## Task details
Print all of the entries exactly, minus the pictures.

Excerpts from an interface dataset:
· · · ·
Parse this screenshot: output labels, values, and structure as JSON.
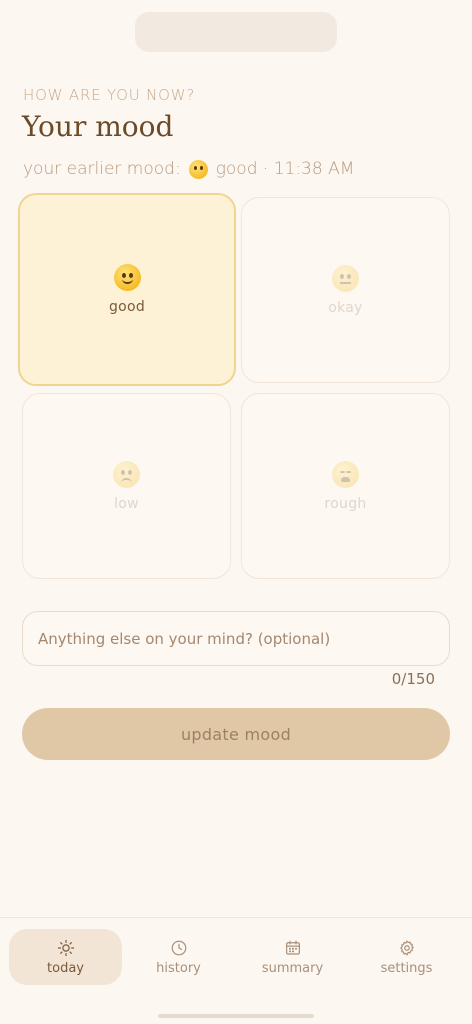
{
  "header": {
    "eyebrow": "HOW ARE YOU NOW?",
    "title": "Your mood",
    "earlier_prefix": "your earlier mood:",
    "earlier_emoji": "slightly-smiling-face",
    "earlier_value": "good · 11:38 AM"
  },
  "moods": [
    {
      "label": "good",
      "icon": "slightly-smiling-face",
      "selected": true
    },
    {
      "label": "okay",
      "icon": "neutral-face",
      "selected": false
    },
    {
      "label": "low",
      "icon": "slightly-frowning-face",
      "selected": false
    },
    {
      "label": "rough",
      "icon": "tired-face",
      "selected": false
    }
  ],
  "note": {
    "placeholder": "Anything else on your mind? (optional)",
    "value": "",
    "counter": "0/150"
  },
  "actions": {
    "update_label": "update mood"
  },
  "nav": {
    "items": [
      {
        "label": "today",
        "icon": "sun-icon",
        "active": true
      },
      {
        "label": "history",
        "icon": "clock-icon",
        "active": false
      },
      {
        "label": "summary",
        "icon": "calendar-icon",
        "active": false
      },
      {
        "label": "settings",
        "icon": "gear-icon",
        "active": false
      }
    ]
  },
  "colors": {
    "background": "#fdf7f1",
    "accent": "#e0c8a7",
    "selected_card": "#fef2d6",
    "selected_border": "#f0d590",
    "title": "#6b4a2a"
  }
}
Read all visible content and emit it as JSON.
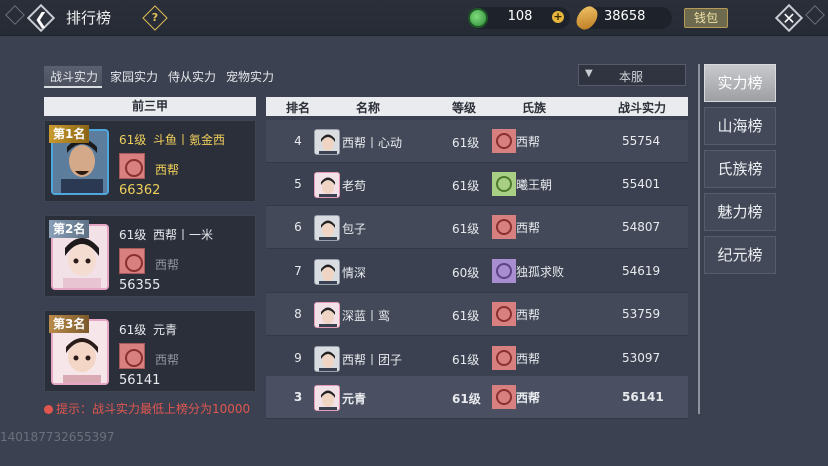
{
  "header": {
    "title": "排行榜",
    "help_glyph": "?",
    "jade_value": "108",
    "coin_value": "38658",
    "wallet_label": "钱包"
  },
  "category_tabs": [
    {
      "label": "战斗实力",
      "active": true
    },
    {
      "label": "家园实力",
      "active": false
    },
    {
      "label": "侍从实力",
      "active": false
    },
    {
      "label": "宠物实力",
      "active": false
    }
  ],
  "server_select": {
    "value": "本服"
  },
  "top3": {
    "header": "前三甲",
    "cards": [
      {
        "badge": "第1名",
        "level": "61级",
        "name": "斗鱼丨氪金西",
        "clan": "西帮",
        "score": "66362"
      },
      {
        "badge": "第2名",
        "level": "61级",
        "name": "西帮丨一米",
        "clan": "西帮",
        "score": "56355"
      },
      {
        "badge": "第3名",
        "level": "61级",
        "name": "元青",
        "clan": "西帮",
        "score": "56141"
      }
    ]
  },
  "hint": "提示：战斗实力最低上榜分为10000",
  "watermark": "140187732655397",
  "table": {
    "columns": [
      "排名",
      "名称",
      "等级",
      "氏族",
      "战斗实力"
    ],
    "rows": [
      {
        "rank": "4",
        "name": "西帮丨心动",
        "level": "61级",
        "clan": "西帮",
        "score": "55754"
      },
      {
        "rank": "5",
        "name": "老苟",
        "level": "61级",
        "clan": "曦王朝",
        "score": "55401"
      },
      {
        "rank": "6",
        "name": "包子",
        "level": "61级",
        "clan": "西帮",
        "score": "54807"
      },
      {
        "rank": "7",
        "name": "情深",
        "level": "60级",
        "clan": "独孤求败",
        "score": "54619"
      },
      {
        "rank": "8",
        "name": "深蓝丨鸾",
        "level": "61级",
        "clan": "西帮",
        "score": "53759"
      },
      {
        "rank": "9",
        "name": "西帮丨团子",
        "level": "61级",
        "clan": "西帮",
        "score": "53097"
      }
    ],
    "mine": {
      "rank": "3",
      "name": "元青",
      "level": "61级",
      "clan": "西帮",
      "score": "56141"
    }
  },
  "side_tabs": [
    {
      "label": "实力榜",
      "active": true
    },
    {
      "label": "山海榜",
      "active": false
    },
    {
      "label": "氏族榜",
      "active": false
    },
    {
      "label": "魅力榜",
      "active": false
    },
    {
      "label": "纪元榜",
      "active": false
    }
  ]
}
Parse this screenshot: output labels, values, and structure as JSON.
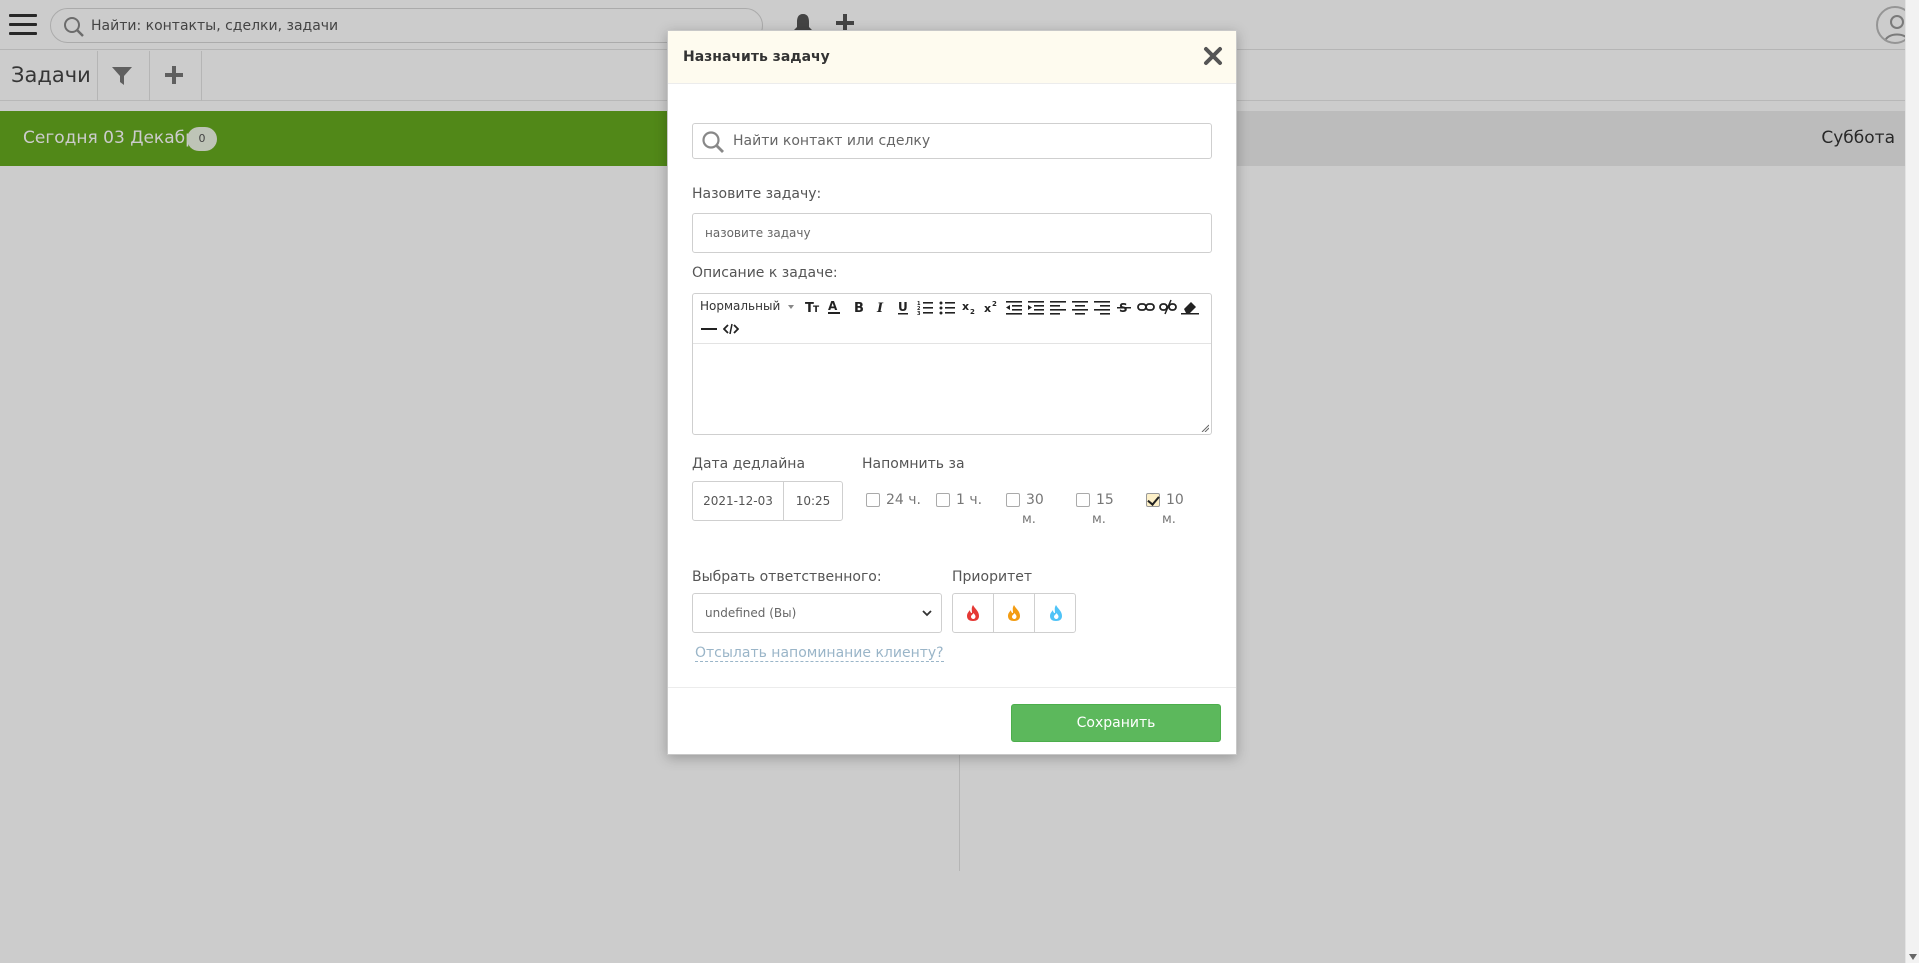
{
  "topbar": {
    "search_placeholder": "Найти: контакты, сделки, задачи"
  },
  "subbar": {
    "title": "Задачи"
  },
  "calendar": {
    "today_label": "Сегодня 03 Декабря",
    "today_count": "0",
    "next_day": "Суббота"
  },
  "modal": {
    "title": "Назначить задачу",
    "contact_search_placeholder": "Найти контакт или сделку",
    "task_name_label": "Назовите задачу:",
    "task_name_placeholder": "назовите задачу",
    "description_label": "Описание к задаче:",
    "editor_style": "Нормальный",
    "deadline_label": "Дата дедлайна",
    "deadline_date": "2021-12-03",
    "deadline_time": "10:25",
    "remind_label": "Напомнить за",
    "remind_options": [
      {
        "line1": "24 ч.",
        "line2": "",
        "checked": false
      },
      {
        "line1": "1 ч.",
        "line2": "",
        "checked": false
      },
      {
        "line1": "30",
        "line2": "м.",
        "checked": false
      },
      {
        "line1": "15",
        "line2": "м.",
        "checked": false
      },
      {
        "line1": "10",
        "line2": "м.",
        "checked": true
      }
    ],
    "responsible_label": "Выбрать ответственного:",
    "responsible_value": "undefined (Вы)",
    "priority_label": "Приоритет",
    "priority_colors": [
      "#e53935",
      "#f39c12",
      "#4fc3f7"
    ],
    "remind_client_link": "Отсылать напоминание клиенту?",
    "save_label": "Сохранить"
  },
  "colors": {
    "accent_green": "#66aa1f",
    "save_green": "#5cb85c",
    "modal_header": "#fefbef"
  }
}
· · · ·
## Output for this exercise
Parse this screenshot: output labels, values, and structure as JSON.
{
  "header": {
    "eyebrow": "HOW ARE YOU NOW?",
    "title": "Your mood",
    "earlier_prefix": "your earlier mood:",
    "earlier_emoji": "slightly-smiling-face",
    "earlier_value": "good · 11:38 AM"
  },
  "moods": [
    {
      "label": "good",
      "icon": "slightly-smiling-face",
      "selected": true
    },
    {
      "label": "okay",
      "icon": "neutral-face",
      "selected": false
    },
    {
      "label": "low",
      "icon": "slightly-frowning-face",
      "selected": false
    },
    {
      "label": "rough",
      "icon": "tired-face",
      "selected": false
    }
  ],
  "note": {
    "placeholder": "Anything else on your mind? (optional)",
    "value": "",
    "counter": "0/150"
  },
  "actions": {
    "update_label": "update mood"
  },
  "nav": {
    "items": [
      {
        "label": "today",
        "icon": "sun-icon",
        "active": true
      },
      {
        "label": "history",
        "icon": "clock-icon",
        "active": false
      },
      {
        "label": "summary",
        "icon": "calendar-icon",
        "active": false
      },
      {
        "label": "settings",
        "icon": "gear-icon",
        "active": false
      }
    ]
  },
  "colors": {
    "background": "#fdf7f1",
    "accent": "#e0c8a7",
    "selected_card": "#fef2d6",
    "selected_border": "#f0d590",
    "title": "#6b4a2a"
  }
}
Read all visible content and emit it as JSON.
{
  "header": {
    "title": "排行榜",
    "help_glyph": "?",
    "jade_value": "108",
    "coin_value": "38658",
    "wallet_label": "钱包"
  },
  "category_tabs": [
    {
      "label": "战斗实力",
      "active": true
    },
    {
      "label": "家园实力",
      "active": false
    },
    {
      "label": "侍从实力",
      "active": false
    },
    {
      "label": "宠物实力",
      "active": false
    }
  ],
  "server_select": {
    "value": "本服"
  },
  "top3": {
    "header": "前三甲",
    "cards": [
      {
        "badge": "第1名",
        "level": "61级",
        "name": "斗鱼丨氪金西",
        "clan": "西帮",
        "score": "66362"
      },
      {
        "badge": "第2名",
        "level": "61级",
        "name": "西帮丨一米",
        "clan": "西帮",
        "score": "56355"
      },
      {
        "badge": "第3名",
        "level": "61级",
        "name": "元青",
        "clan": "西帮",
        "score": "56141"
      }
    ]
  },
  "hint": "提示：战斗实力最低上榜分为10000",
  "watermark": "140187732655397",
  "table": {
    "columns": [
      "排名",
      "名称",
      "等级",
      "氏族",
      "战斗实力"
    ],
    "rows": [
      {
        "rank": "4",
        "name": "西帮丨心动",
        "level": "61级",
        "clan": "西帮",
        "score": "55754"
      },
      {
        "rank": "5",
        "name": "老苟",
        "level": "61级",
        "clan": "曦王朝",
        "score": "55401"
      },
      {
        "rank": "6",
        "name": "包子",
        "level": "61级",
        "clan": "西帮",
        "score": "54807"
      },
      {
        "rank": "7",
        "name": "情深",
        "level": "60级",
        "clan": "独孤求败",
        "score": "54619"
      },
      {
        "rank": "8",
        "name": "深蓝丨鸾",
        "level": "61级",
        "clan": "西帮",
        "score": "53759"
      },
      {
        "rank": "9",
        "name": "西帮丨团子",
        "level": "61级",
        "clan": "西帮",
        "score": "53097"
      }
    ],
    "mine": {
      "rank": "3",
      "name": "元青",
      "level": "61级",
      "clan": "西帮",
      "score": "56141"
    }
  },
  "side_tabs": [
    {
      "label": "实力榜",
      "active": true
    },
    {
      "label": "山海榜",
      "active": false
    },
    {
      "label": "氏族榜",
      "active": false
    },
    {
      "label": "魅力榜",
      "active": false
    },
    {
      "label": "纪元榜",
      "active": false
    }
  ]
}
Parse this screenshot: output labels, values, and structure as JSON.
{
  "topbar": {
    "search_placeholder": "Найти: контакты, сделки, задачи"
  },
  "subbar": {
    "title": "Задачи"
  },
  "calendar": {
    "today_label": "Сегодня 03 Декабря",
    "today_count": "0",
    "next_day": "Суббота"
  },
  "modal": {
    "title": "Назначить задачу",
    "contact_search_placeholder": "Найти контакт или сделку",
    "task_name_label": "Назовите задачу:",
    "task_name_placeholder": "назовите задачу",
    "description_label": "Описание к задаче:",
    "editor_style": "Нормальный",
    "deadline_label": "Дата дедлайна",
    "deadline_date": "2021-12-03",
    "deadline_time": "10:25",
    "remind_label": "Напомнить за",
    "remind_options": [
      {
        "line1": "24 ч.",
        "line2": "",
        "checked": false
      },
      {
        "line1": "1 ч.",
        "line2": "",
        "checked": false
      },
      {
        "line1": "30",
        "line2": "м.",
        "checked": false
      },
      {
        "line1": "15",
        "line2": "м.",
        "checked": false
      },
      {
        "line1": "10",
        "line2": "м.",
        "checked": true
      }
    ],
    "responsible_label": "Выбрать ответственного:",
    "responsible_value": "undefined (Вы)",
    "priority_label": "Приоритет",
    "priority_colors": [
      "#e53935",
      "#f39c12",
      "#4fc3f7"
    ],
    "remind_client_link": "Отсылать напоминание клиенту?",
    "save_label": "Сохранить"
  },
  "colors": {
    "accent_green": "#66aa1f",
    "save_green": "#5cb85c",
    "modal_header": "#fefbef"
  }
}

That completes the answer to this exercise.